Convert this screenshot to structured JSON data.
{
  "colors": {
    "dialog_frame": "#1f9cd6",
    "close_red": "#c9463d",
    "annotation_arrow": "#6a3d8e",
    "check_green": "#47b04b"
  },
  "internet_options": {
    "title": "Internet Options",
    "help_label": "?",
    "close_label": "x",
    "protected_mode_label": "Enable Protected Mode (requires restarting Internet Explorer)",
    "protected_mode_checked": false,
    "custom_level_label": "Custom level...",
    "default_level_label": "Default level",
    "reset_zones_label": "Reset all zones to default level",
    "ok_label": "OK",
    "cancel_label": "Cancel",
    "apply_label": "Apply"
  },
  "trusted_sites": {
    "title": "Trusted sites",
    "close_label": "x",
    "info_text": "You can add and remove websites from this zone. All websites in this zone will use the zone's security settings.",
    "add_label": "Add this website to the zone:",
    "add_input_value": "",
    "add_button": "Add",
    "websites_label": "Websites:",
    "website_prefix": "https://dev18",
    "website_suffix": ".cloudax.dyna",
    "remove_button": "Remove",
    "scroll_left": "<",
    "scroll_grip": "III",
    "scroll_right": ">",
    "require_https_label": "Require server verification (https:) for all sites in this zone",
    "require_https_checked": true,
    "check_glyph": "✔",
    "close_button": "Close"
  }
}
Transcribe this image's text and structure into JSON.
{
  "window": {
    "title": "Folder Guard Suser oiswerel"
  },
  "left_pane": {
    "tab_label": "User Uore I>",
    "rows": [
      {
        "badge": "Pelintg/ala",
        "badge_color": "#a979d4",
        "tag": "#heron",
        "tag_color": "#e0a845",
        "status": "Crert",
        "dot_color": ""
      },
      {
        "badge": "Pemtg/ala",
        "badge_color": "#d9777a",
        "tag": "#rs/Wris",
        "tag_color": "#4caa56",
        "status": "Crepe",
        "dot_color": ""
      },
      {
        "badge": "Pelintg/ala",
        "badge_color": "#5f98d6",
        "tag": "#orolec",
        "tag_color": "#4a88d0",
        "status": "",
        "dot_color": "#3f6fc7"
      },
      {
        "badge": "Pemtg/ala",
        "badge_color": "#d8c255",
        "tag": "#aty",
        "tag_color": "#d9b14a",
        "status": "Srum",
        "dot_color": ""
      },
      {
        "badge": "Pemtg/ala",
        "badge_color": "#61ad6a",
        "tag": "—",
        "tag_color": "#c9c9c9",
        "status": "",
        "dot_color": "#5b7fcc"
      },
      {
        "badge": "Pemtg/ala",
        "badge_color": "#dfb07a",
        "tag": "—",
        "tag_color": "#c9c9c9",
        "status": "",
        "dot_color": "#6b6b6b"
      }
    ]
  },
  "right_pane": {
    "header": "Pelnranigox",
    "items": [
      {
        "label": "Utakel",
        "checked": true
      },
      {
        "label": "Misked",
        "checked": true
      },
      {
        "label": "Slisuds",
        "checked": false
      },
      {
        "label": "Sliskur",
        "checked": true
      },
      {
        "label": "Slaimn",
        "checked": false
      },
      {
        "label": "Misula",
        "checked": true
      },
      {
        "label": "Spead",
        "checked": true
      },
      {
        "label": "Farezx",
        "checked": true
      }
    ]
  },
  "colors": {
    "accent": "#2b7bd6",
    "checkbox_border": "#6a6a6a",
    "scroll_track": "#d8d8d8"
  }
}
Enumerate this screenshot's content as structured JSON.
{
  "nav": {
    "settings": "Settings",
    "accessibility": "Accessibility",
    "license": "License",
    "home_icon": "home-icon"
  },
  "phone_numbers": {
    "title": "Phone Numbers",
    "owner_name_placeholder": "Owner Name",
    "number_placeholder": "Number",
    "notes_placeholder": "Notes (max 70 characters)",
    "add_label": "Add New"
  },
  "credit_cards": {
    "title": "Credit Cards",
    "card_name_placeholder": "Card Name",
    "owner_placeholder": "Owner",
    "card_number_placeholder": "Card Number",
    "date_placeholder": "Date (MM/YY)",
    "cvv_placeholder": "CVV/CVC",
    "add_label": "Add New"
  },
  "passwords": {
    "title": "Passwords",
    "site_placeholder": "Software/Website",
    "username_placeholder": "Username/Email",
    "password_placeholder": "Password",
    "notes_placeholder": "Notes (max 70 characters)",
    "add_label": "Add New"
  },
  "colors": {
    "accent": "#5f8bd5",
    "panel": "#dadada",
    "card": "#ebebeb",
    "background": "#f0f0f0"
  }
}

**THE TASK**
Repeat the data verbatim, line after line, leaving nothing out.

**RESULT BELOW**
Convert this screenshot to structured JSON data.
{
  "colors": {
    "dialog_frame": "#1f9cd6",
    "close_red": "#c9463d",
    "annotation_arrow": "#6a3d8e",
    "check_green": "#47b04b"
  },
  "internet_options": {
    "title": "Internet Options",
    "help_label": "?",
    "close_label": "x",
    "protected_mode_label": "Enable Protected Mode (requires restarting Internet Explorer)",
    "protected_mode_checked": false,
    "custom_level_label": "Custom level...",
    "default_level_label": "Default level",
    "reset_zones_label": "Reset all zones to default level",
    "ok_label": "OK",
    "cancel_label": "Cancel",
    "apply_label": "Apply"
  },
  "trusted_sites": {
    "title": "Trusted sites",
    "close_label": "x",
    "info_text": "You can add and remove websites from this zone. All websites in this zone will use the zone's security settings.",
    "add_label": "Add this website to the zone:",
    "add_input_value": "",
    "add_button": "Add",
    "websites_label": "Websites:",
    "website_prefix": "https://dev18",
    "website_suffix": ".cloudax.dyna",
    "remove_button": "Remove",
    "scroll_left": "<",
    "scroll_grip": "III",
    "scroll_right": ">",
    "require_https_label": "Require server verification (https:) for all sites in this zone",
    "require_https_checked": true,
    "check_glyph": "✔",
    "close_button": "Close"
  }
}
Transcribe this image's text and structure into JSON.
{
  "window": {
    "title": "Folder Guard Suser oiswerel"
  },
  "left_pane": {
    "tab_label": "User Uore I>",
    "rows": [
      {
        "badge": "Pelintg/ala",
        "badge_color": "#a979d4",
        "tag": "#heron",
        "tag_color": "#e0a845",
        "status": "Crert",
        "dot_color": ""
      },
      {
        "badge": "Pemtg/ala",
        "badge_color": "#d9777a",
        "tag": "#rs/Wris",
        "tag_color": "#4caa56",
        "status": "Crepe",
        "dot_color": ""
      },
      {
        "badge": "Pelintg/ala",
        "badge_color": "#5f98d6",
        "tag": "#orolec",
        "tag_color": "#4a88d0",
        "status": "",
        "dot_color": "#3f6fc7"
      },
      {
        "badge": "Pemtg/ala",
        "badge_color": "#d8c255",
        "tag": "#aty",
        "tag_color": "#d9b14a",
        "status": "Srum",
        "dot_color": ""
      },
      {
        "badge": "Pemtg/ala",
        "badge_color": "#61ad6a",
        "tag": "—",
        "tag_color": "#c9c9c9",
        "status": "",
        "dot_color": "#5b7fcc"
      },
      {
        "badge": "Pemtg/ala",
        "badge_color": "#dfb07a",
        "tag": "—",
        "tag_color": "#c9c9c9",
        "status": "",
        "dot_color": "#6b6b6b"
      }
    ]
  },
  "right_pane": {
    "header": "Pelnranigox",
    "items": [
      {
        "label": "Utakel",
        "checked": true
      },
      {
        "label": "Misked",
        "checked": true
      },
      {
        "label": "Slisuds",
        "checked": false
      },
      {
        "label": "Sliskur",
        "checked": true
      },
      {
        "label": "Slaimn",
        "checked": false
      },
      {
        "label": "Misula",
        "checked": true
      },
      {
        "label": "Spead",
        "checked": true
      },
      {
        "label": "Farezx",
        "checked": true
      }
    ]
  },
  "colors": {
    "accent": "#2b7bd6",
    "checkbox_border": "#6a6a6a",
    "scroll_track": "#d8d8d8"
  }
}
Enumerate this screenshot's content as structured JSON.
{
  "nav": {
    "settings": "Settings",
    "accessibility": "Accessibility",
    "license": "License",
    "home_icon": "home-icon"
  },
  "phone_numbers": {
    "title": "Phone Numbers",
    "owner_name_placeholder": "Owner Name",
    "number_placeholder": "Number",
    "notes_placeholder": "Notes (max 70 characters)",
    "add_label": "Add New"
  },
  "credit_cards": {
    "title": "Credit Cards",
    "card_name_placeholder": "Card Name",
    "owner_placeholder": "Owner",
    "card_number_placeholder": "Card Number",
    "date_placeholder": "Date (MM/YY)",
    "cvv_placeholder": "CVV/CVC",
    "add_label": "Add New"
  },
  "passwords": {
    "title": "Passwords",
    "site_placeholder": "Software/Website",
    "username_placeholder": "Username/Email",
    "password_placeholder": "Password",
    "notes_placeholder": "Notes (max 70 characters)",
    "add_label": "Add New"
  },
  "colors": {
    "accent": "#5f8bd5",
    "panel": "#dadada",
    "card": "#ebebeb",
    "background": "#f0f0f0"
  }
}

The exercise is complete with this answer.